Columbia Nursing’s Faculty Practice Launches New House Calls Service, Fulfills Need in Community

September 14, 2017

Marie Carmel Garcon, DNP, has worked at Columbia University Medical Center (CUMC) for the past 28 years. From the ICU, dealing with infectious diseases, even working with dialysis patients, the newest nurse practitioner (NP) to join ColumbiaDoctors Primary Care Nurse Practitioner Group says she’s seen it all in the hospital setting. In fact, it was after she noticed something missing when checking-in with patients after discharge that compelled her to take her new job extending primary care inside a patient’s home.


“I realized that a lot of the patients I talked to who had been released from the hospital could not leave their homes and needed help with follow-up care,” Garcon said. “Knowing this, I didn’t feel as though my mission was fulfilled.”


This gap between hospital and community is something Columbia Nursing’s faculty practice, ColumbiaDoctors Primary Care Nurse Practitioner Group, fills with their new house calls practice. The new service, which launched on May 15, allows the Nurse Practitioner Group to offer primary care services directly in the patients’ homes who need it most.

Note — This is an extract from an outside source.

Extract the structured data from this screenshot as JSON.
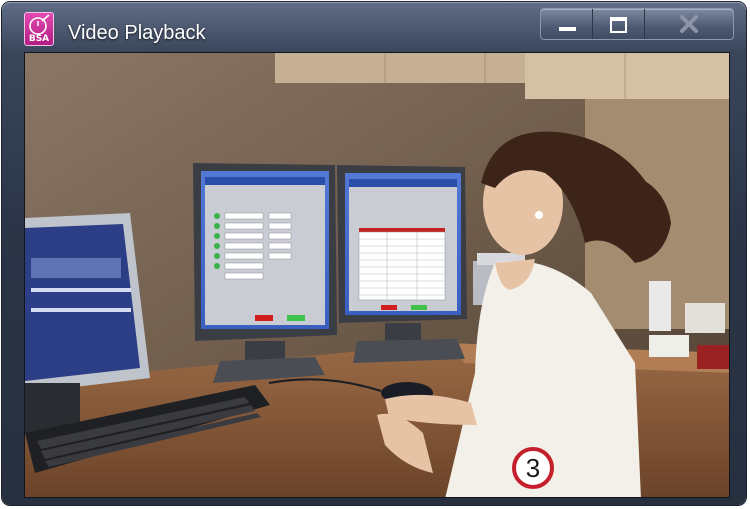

“That is what I am interested in,” Garcon explained. “I want to give patients the best possible quality care in their home. It enables them to stay safe, happy and healthy, and that’s important to me.”

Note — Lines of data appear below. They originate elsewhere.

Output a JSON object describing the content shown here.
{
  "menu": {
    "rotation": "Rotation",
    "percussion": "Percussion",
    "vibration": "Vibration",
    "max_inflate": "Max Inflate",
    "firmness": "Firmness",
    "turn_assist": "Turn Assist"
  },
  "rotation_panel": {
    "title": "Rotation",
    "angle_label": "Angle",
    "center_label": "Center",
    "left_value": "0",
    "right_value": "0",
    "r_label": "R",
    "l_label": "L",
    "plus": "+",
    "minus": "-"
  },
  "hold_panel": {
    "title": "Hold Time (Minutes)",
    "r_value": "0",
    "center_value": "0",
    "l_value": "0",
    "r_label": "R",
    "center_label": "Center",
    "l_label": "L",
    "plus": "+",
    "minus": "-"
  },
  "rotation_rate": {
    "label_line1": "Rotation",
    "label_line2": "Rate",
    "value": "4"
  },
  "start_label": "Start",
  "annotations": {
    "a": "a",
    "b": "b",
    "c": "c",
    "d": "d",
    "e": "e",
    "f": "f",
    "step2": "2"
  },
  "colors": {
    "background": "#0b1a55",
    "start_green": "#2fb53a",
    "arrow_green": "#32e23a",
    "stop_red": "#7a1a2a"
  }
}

The service is for those who have difficulty leaving home, and who need comprehensive, in-home primary care—including chronic disease management and follow-up care after hospitalization. The goal is to provide clear, comprehensive and actionable treatment plans within the comfort of a patient’s home.


“Our house calls service is essentially the care that is being provided in a healthcare provider’s office,” said Stephen Ferrara, DNP, associate dean of clinical affairs at Columbia University School of Nursing who oversees the practice. “It could very well be adjusting medication for a patient’s high blood pressure or ordering lab services to draw blood or take an X-ray in the home setting.”


Until the 1940s, the majority of primary care in both the US and UK took place in the home. Even into the 1960s, 40% of doctor-patient meetings still took place in a patient’s home. However due to increased specialty in patient care and an increased dependence on technology, the practice dropped to .6% by 1980.


Thanks in large part to Medicare’s increased reimbursement for a house call by nearly 50% in 1998, the practice has yet again seen rises in recent decades. In fact, studies show that it is Nurse Practitioners who are predominantly providing this service, offering 1.13 million home visits in 2013, surpassing the 1.08 million house calls made by internal medicine doctors. However, despite house calls services being available in parts of New York City today, Ferrara says the coverage still does readily not exist in Washington Heights. Until now.


“There is a lack of primary care in the Washington Heights area and the Nurse Practitioner Group increases access,” Ferrara said. “In such a densely populated neighborhood, there is no reason why we can’t take what we do in the office setting at our primary care office on 168th street, and take it to patients’ homes who need it.”


Ferrara clarifies that this house calls service should not be confused with home health care, which often helps with light chores or meal preparation from a home health aid or wound care performed by a Registered Nurse. He explains this is primary care from a board-certified NP, and that not everybody will be eligible for the new service. While some house calls providers offer ‘concierge’ type care for bedside service, the Nurse Practitioner Group’s house calls will focus on those who are unable to leave their homes due to health issues.  


“We want to reach patients who are underserved or are health disparate,” Ferrara said. “We’re asking, ‘how can we make the patient healthier?’ We know ultimately that people who do not have access to health care tend to be sicker and there are things we can do to help prevent complications or hospital readmissions.” 


While the service is listed on the practice website with an 800 number to call for care (888-264-8606), most of the anticipated patients will come through institutional referrals, according to Ferrara.


“We partner with the medical institutions, with rehabilitation facilities, and the short stay nursing homes,” Ferrara said. “We want to work with discharge planners, and act as a way to transition patients from those facilities to their homes.”


For now the service is only available for homebound qualified patients living in the Inwood and Washington Heights area. As for Garcon, in addition to increasing primary care access for the homebound population, she is most excited to show her patients how much she cares.


“I can see that sometimes homebound patients are lonely, sometimes they feel isolated,” she said. “If they can’t work and are stuck at home, they may feel like society is no longer interested in them. But I want them to know that I am interested, and there is somebody to care for them.” 


ColumbiaDoctors Primary Care Nurse Practitioner Group offers primary care services at three locations in Manhattan including Midtown Manhattan, Morningside, and Washington Heights. If you think you know someone who is qualified and would benefit from the Nurse Practitioner Group’s house calls service, please call 888-264-8606 or visit for more information.